WASHINGTON (Reuters) - Democrats and Republicans should begin a conversation next year about a broad overhaul of the tax code that would involve lowering rates while eliminating tax breaks for favored groups, President Barack Obama said in an interview broadcast on Friday.
Obama said any effort to streamline the multilayered U.S. tax code would be challenging but if successful, it could set the stage for more robust growth.
Tax reform is an idea backed by many in the business community who say the current corporate tax structure puts American firms at a competitive disadvantage.
“Typically, the idea is, simplifying the system, hopefully lowering rates, broadening the base — that’s something that I think most economists think would help us propel economic growth,” Obama told National Public Radio in an interview. “But it’s a very complicated conversation.”
“So what I believe is, is that we’ve got to start that conversation next year. I think we can get some broad bipartisan agreement that it needs to be done. But it’s going to require a lot of hard work to actually make it happen,” he said.
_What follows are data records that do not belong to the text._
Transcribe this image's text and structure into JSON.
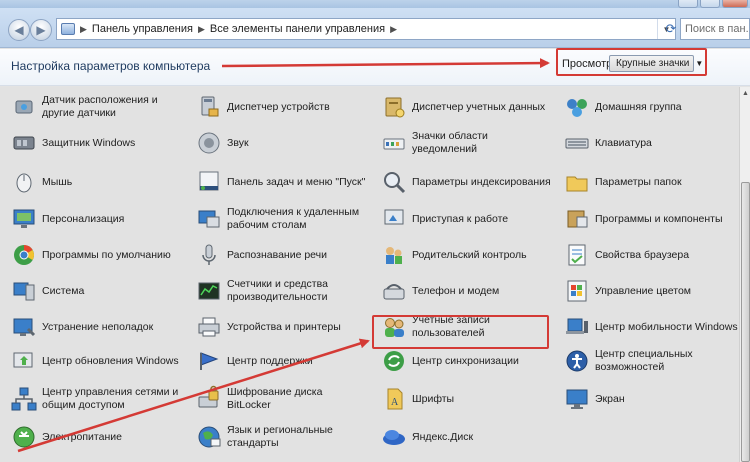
{
  "window": {
    "breadcrumbs": [
      "Панель управления",
      "Все элементы панели управления"
    ],
    "search_placeholder": "Поиск в пан..."
  },
  "header": {
    "title": "Настройка параметров компьютера",
    "view_label": "Просмотр:",
    "view_value": "Крупные значки"
  },
  "items": [
    {
      "label": "Датчик расположения и другие датчики",
      "icon": "location-sensor-icon"
    },
    {
      "label": "Диспетчер устройств",
      "icon": "device-manager-icon"
    },
    {
      "label": "Диспетчер учетных данных",
      "icon": "credential-manager-icon"
    },
    {
      "label": "Домашняя группа",
      "icon": "homegroup-icon"
    },
    {
      "label": "Защитник Windows",
      "icon": "windows-defender-icon"
    },
    {
      "label": "Звук",
      "icon": "sound-icon"
    },
    {
      "label": "Значки области уведомлений",
      "icon": "notification-icons-icon"
    },
    {
      "label": "Клавиатура",
      "icon": "keyboard-icon"
    },
    {
      "label": "Мышь",
      "icon": "mouse-icon"
    },
    {
      "label": "Панель задач и меню \"Пуск\"",
      "icon": "taskbar-icon"
    },
    {
      "label": "Параметры индексирования",
      "icon": "indexing-icon"
    },
    {
      "label": "Параметры папок",
      "icon": "folder-options-icon"
    },
    {
      "label": "Персонализация",
      "icon": "personalization-icon"
    },
    {
      "label": "Подключения к удаленным рабочим столам",
      "icon": "remote-desktop-icon"
    },
    {
      "label": "Приступая к работе",
      "icon": "getting-started-icon"
    },
    {
      "label": "Программы и компоненты",
      "icon": "programs-features-icon"
    },
    {
      "label": "Программы по умолчанию",
      "icon": "default-programs-icon"
    },
    {
      "label": "Распознавание речи",
      "icon": "speech-recognition-icon"
    },
    {
      "label": "Родительский контроль",
      "icon": "parental-controls-icon"
    },
    {
      "label": "Свойства браузера",
      "icon": "internet-options-icon"
    },
    {
      "label": "Система",
      "icon": "system-icon"
    },
    {
      "label": "Счетчики и средства производительности",
      "icon": "performance-icon"
    },
    {
      "label": "Телефон и модем",
      "icon": "phone-modem-icon"
    },
    {
      "label": "Управление цветом",
      "icon": "color-management-icon"
    },
    {
      "label": "Устранение неполадок",
      "icon": "troubleshooting-icon"
    },
    {
      "label": "Устройства и принтеры",
      "icon": "devices-printers-icon"
    },
    {
      "label": "Учетные записи пользователей",
      "icon": "user-accounts-icon"
    },
    {
      "label": "Центр мобильности Windows",
      "icon": "mobility-center-icon"
    },
    {
      "label": "Центр обновления Windows",
      "icon": "windows-update-icon"
    },
    {
      "label": "Центр поддержки",
      "icon": "action-center-icon"
    },
    {
      "label": "Центр синхронизации",
      "icon": "sync-center-icon"
    },
    {
      "label": "Центр специальных возможностей",
      "icon": "ease-of-access-icon"
    },
    {
      "label": "Центр управления сетями и общим доступом",
      "icon": "network-center-icon"
    },
    {
      "label": "Шифрование диска BitLocker",
      "icon": "bitlocker-icon"
    },
    {
      "label": "Шрифты",
      "icon": "fonts-icon"
    },
    {
      "label": "Экран",
      "icon": "display-icon"
    },
    {
      "label": "Электропитание",
      "icon": "power-options-icon"
    },
    {
      "label": "Язык и региональные стандарты",
      "icon": "region-language-icon"
    },
    {
      "label": "Яндекс.Диск",
      "icon": "yandex-disk-icon"
    }
  ],
  "colors": {
    "annotation_red": "#d43a35",
    "background": "#e2e2e2"
  }
}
The interview was taped on Thursday but aired on Friday morning.
A restructuring of the tax code to get rid of specialized deductions and other tax breaks was one of the recommendations backed by a majority on the panel Obama appointed on deficit reduction.
The panel said eliminating deductions could allow for lower overall rates and the raising of additional revenue to help curb the swollen budget deficit.
The New York Times reported on Friday that Obama had directed his economic team and Treasury Department analysts to study ideas for closing loopholes and eliminating deductions in corporate and personal income taxes.
The newspaper said the analysis of the corporate tax code was further along.
The White House emphasized that no decisions have been made on whether Obama will launch a major push on tax reform in the near future.
“The president has long said that reforming the tax system is a priority and the bipartisan fiscal commission recently made recommendations that he will consider as part of the budget process, but he is not considering specific policy proposals and no decisions have been made about whether this is a priority he will push for in the near future,” White House spokeswoman Jen Psaki said.
The last major reform of the U.S. tax code took place in 1986 under Republican President Ronald Reagan.
Obama made reference to that effort and cautioned that the reform “didn’t happen right away.”
“It required a lot of conversations among a lot of different parties,” Obama said.
But he said the loopholes and deductions tend to benefit the wealthy and “well connected” who can hire accountants to take advantage of special provisions in the tax code while “ordinary people end up getting squeezed.”
Obama also predicted in the NPR interview that the tax-cut package he hammered out with Republicans would be approved by the end of the year with few changes. “I’m confident that the framework is going to look like the one that we put forward,” he said.
Obama promised to offer a budget in February that outlines how the country can put “a serious dent in our debt and our deficit.” He praised Erskine Bowles and Alan Simpson, co-chairs of the deficit commission, for starting a discussion.
Obama said the process of tackling the deficit would be a matter of setting national priorities.
“I think it’s important to understand this doesn’t need to be Armageddon ... This is not a situation where we’ve got to slash and burn everything,” he said.
Reporting by Caren Bohan and Jeff Mason; Editing by Vicki Allen